|کد مقاله||کد نشریه||سال انتشار||مقاله انگلیسی||ترجمه فارسی||نسخه تمام متن|
|5743923||1617998||2017||10 صفحه PDF||سفارش دهید||دانلود رایگان|
- Sweet sorghum achieved satisfying biomass and energy yield under a wetland condition using animal wastewater.
- Frequency and interval of wastewater application affected treatment results and biomass yield under same hydraulic loading rate.
- Rapid growth period of 35Â days and regrowth was suggested to achieve higher biomass and enhanced treatment results.
- Sweet sorghum nitrogen uptake and tissue nitrogen content scope renewed.
Swine wastewater treatment and reuse has become a large challenge due to the growth of confined farms in China. Current treatment approaches either fail to control and quantify pollution in soil and water, such as in land applications, or lack productivity, such as in constructed wetlands. To explore the possibility of simultaneous treatment and reuse of wastewater to yield biomass and energy, we integrated sweet sorghum [Sorghum bicolor (L.) Moench] in pilot scale tidal flow wetlands to examine the effects of retention/interval frequency, batch loading rate, and influent concentration on nutrients removal, biomass production and energy yield.
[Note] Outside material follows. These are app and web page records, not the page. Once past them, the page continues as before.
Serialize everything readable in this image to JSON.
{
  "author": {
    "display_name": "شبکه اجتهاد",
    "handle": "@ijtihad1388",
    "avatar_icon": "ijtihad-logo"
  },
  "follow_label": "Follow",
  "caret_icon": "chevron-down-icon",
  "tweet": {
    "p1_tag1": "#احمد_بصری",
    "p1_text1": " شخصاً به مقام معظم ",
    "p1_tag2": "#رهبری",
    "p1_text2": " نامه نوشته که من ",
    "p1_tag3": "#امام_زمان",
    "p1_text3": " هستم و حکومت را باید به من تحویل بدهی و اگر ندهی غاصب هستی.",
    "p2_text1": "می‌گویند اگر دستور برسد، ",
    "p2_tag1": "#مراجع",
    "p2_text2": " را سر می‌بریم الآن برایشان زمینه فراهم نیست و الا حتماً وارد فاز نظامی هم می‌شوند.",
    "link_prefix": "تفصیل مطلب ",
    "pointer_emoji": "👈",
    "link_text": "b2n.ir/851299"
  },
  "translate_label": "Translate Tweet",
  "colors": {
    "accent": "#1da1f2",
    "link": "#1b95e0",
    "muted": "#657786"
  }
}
The results showed that a total of 80Â L/m2 per load and 2Â days of retention with 1Â day of draining was the maxim load to achieve an optimal biomass production of 10.50Â kg/m2 and a NH4+-N removal of 95.43Â Â±Â 4.54%. Various retention/interval patterns and batch loads at the same hydraulic loading rate showed a spectrum of removal effects and biomass yields. Sweet sorghum grew well around an influent NH4+-N concentration of 110Â mg/L. A heavy batch load of 120Â L/m2, even with a low hydraulic loading rate, decreased biomass production and the removal rate. Higher heating value was not affected by different wastewater application scenarios. Adding wetland cells to the series was not suggested because they enhanced total nitrogen and NH4+-N removal, but not phosphorus and COD removal, and produced a lower total biomass with twice land requirement. A rapid growth period of approximately 35Â days with top removal at the boot stage was proposed to achieve increased removal rate and higher biomass yield. The uptake of nitrogen by sweet sorghum greatly increased under a luxurious nitrogen supply. Change of nitrogen content and phosphorus content in soil was not predicted by loading rate.
Journal: Ecological Engineering - Volume 101, April 2017, Pages 145-154